# EXERCISE PROMPT
Without changing a word, return the listing below, minus its images.
+++ RECORDS SUPPLIED +++
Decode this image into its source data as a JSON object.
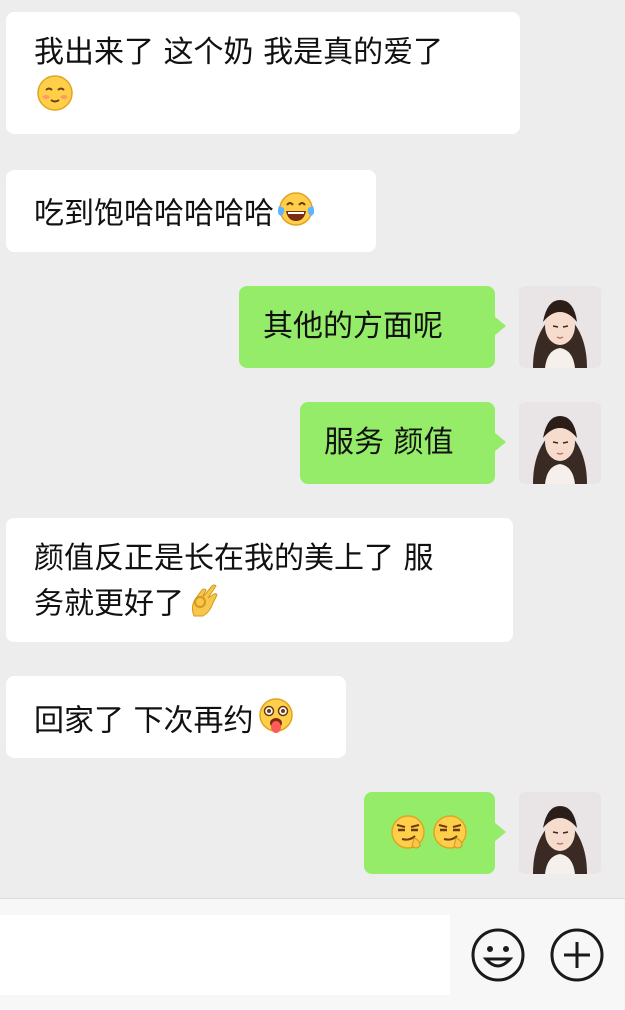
{
  "messages": [
    {
      "side": "in",
      "text_line1": "我出来了 这个奶 我是真的爱了",
      "emoji": "smiling-face-icon"
    },
    {
      "side": "in",
      "text": "吃到饱哈哈哈哈哈",
      "emoji": "tears-of-joy-icon"
    },
    {
      "side": "out",
      "text": "其他的方面呢"
    },
    {
      "side": "out",
      "text": "服务 颜值"
    },
    {
      "side": "in",
      "text_line1": "颜值反正是长在我的美上了 服",
      "text_line2": "务就更好了",
      "emoji": "ok-hand-icon"
    },
    {
      "side": "in",
      "text": "回家了 下次再约",
      "emoji": "tongue-out-icon"
    },
    {
      "side": "out",
      "emoji_only": [
        "smirk-icon",
        "smirk-icon"
      ]
    }
  ],
  "input": {
    "placeholder": ""
  },
  "colors": {
    "background": "#ededed",
    "incoming": "#ffffff",
    "outgoing": "#95ec69",
    "bar": "#f7f7f7"
  }
}
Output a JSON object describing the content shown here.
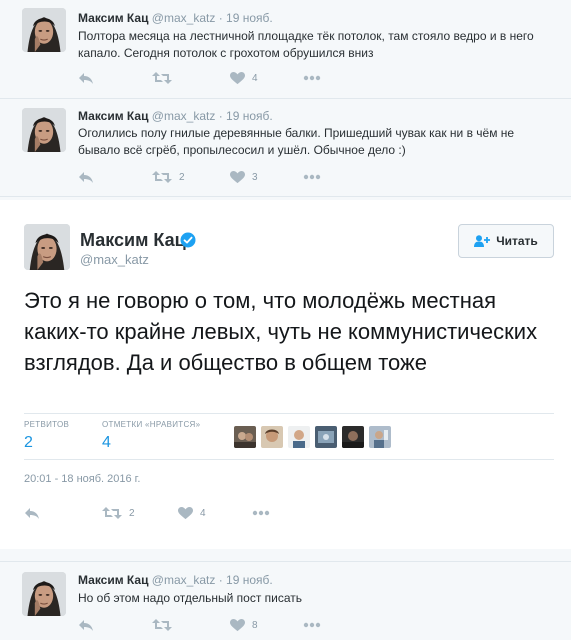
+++
# WRITTEN REPLY
Decode this image into its source data as a JSON object.
{
  "messages": [
    {
      "side": "in",
      "text_line1": "我出来了 这个奶 我是真的爱了",
      "emoji": "smiling-face-icon"
    },
    {
      "side": "in",
      "text": "吃到饱哈哈哈哈哈",
      "emoji": "tears-of-joy-icon"
    },
    {
      "side": "out",
      "text": "其他的方面呢"
    },
    {
      "side": "out",
      "text": "服务 颜值"
    },
    {
      "side": "in",
      "text_line1": "颜值反正是长在我的美上了 服",
      "text_line2": "务就更好了",
      "emoji": "ok-hand-icon"
    },
    {
      "side": "in",
      "text": "回家了 下次再约",
      "emoji": "tongue-out-icon"
    },
    {
      "side": "out",
      "emoji_only": [
        "smirk-icon",
        "smirk-icon"
      ]
    }
  ],
  "input": {
    "placeholder": ""
  },
  "colors": {
    "background": "#ededed",
    "incoming": "#ffffff",
    "outgoing": "#95ec69",
    "bar": "#f7f7f7"
  }
}
Output a JSON object describing the content shown here.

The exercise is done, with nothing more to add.